Billings, Mont. – R-CALF USA CEO Bill Bullard issued the following statement following the two Federal Register notices published today that 1) extended for six months (to October 19, 2017) the effective date of the interim final rule that clarifies that victims of unlawful packer conduct would not have to prove the competitiveness of the entire industry was harmed before seeking protection under the Packers and Stockyards Act (P&S Act), and 2) asks for public comments by June 12, 2017 regarding whether the U.S. Department of Agriculture should even follow through with implementing the interim final rule.
“Had the agency proposed a 60-day extension to provide the soon-to-be-confirmed Secretary of Agriculture time to evaluated this important rule, we would have agreed.

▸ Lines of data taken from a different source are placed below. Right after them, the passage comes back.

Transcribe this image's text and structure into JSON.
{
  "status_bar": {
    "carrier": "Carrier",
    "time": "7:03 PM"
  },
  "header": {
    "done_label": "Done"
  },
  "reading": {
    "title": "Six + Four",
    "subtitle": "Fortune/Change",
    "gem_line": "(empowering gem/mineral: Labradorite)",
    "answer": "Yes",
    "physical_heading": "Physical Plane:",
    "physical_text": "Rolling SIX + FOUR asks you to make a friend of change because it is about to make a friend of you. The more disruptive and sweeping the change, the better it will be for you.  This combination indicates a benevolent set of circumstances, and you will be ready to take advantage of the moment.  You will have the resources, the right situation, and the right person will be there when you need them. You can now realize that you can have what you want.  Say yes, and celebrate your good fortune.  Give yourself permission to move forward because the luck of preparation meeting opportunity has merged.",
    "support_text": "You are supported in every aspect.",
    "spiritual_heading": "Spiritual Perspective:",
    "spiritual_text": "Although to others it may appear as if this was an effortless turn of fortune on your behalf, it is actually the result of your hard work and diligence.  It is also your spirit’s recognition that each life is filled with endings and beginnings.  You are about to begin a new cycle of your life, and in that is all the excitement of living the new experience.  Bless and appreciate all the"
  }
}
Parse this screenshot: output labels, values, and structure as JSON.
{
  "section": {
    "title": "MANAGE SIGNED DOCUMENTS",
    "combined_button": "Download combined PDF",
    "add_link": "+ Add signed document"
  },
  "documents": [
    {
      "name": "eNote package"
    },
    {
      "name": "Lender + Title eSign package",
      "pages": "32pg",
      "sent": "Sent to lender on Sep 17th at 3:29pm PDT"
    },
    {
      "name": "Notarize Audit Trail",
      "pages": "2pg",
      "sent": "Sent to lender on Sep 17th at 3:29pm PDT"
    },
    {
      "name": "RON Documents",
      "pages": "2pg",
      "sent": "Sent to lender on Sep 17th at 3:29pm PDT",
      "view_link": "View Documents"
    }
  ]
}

But that’s not what the agency did. Instead, it has set the rule on a course for defeat by establishing an inexcusably long delay and by proposing a new rule that essentially seeks a vote on whether the rule should even go into effect.
“This is unprecedented and reveals that special interests are heavily influencing the agency. The agency received over 60,000 comments in response to the 2010 attempt to first implement this critical rule, the vast majority of which favored the rule. There is no justification for such a long delay.
“Moreover, the agency clearly explained in its interim final rule that since the 96-year-old P&S Act has been in effect, the agency’s longstanding position, based on the language and structure of the Act as well as its legislative history and purposes, has been that individual producers are not required to show overall injury to competition before receiving protections against the unlawful conduct of packers.
“What’s the agency going to do during this delay? Decide the Act’s language has suddenly become ambiguous or that Congress’ historically established intent has now changed?
“This delay is more than just frustrating. The multinational meatpackers would not have been able to break the cattle market as they did in 2015 if this rule was in effect. That’s because, for example, individual producers could have sought injunctive relief when the packers forced them to overfeed their cattle for three to four additional weeks in order to give the packers more tonnage at a reduced cost, which effectively reduced the demand and price of our members’ cattle.”